● Work item: What this exercise requires is a verbatim reproduction of the data below.
(Record set Opens)
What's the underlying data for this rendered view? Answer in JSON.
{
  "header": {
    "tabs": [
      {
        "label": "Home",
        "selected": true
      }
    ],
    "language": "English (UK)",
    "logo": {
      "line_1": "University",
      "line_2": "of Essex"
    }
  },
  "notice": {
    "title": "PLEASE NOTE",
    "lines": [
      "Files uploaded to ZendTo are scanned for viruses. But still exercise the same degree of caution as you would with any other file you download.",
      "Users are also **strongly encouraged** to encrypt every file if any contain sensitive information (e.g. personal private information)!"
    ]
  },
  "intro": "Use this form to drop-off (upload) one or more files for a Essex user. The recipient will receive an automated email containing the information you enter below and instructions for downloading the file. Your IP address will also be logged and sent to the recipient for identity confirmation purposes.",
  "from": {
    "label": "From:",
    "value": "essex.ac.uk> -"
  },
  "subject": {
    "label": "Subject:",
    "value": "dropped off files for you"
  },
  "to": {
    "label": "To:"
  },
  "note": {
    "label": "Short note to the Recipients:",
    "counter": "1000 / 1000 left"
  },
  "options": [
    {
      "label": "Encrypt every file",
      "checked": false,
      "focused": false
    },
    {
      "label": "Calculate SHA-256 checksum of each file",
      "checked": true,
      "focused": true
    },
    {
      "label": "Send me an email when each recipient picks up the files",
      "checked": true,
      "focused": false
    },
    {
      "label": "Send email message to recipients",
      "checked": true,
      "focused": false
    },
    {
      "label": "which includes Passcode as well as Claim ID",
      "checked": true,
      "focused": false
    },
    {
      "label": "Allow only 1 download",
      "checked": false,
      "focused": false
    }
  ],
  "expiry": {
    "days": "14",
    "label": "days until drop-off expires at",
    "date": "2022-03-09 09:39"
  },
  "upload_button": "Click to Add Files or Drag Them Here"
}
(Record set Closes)
● Task solution:
What's the underlying data for this rendered view? Answer in JSON.
{
  "header": {
    "tabs": [
      {
        "label": "Home",
        "selected": true
      }
    ],
    "language": "English (UK)",
    "logo": {
      "line_1": "University",
      "line_2": "of Essex"
    }
  },
  "notice": {
    "title": "PLEASE NOTE",
    "lines": [
      "Files uploaded to ZendTo are scanned for viruses. But still exercise the same degree of caution as you would with any other file you download.",
      "Users are also **strongly encouraged** to encrypt every file if any contain sensitive information (e.g. personal private information)!"
    ]
  },
  "intro": "Use this form to drop-off (upload) one or more files for a Essex user. The recipient will receive an automated email containing the information you enter below and instructions for downloading the file. Your IP address will also be logged and sent to the recipient for identity confirmation purposes.",
  "from": {
    "label": "From:",
    "value": "essex.ac.uk> -"
  },
  "subject": {
    "label": "Subject:",
    "value": "dropped off files for you"
  },
  "to": {
    "label": "To:"
  },
  "note": {
    "label": "Short note to the Recipients:",
    "counter": "1000 / 1000 left"
  },
  "options": [
    {
      "label": "Encrypt every file",
      "checked": false,
      "focused": false
    },
    {
      "label": "Calculate SHA-256 checksum of each file",
      "checked": true,
      "focused": true
    },
    {
      "label": "Send me an email when each recipient picks up the files",
      "checked": true,
      "focused": false
    },
    {
      "label": "Send email message to recipients",
      "checked": true,
      "focused": false
    },
    {
      "label": "which includes Passcode as well as Claim ID",
      "checked": true,
      "focused": false
    },
    {
      "label": "Allow only 1 download",
      "checked": false,
      "focused": false
    }
  ],
  "expiry": {
    "days": "14",
    "label": "days until drop-off expires at",
    "date": "2022-03-09 09:39"
  },
  "upload_button": "Click to Add Files or Drag Them Here"
}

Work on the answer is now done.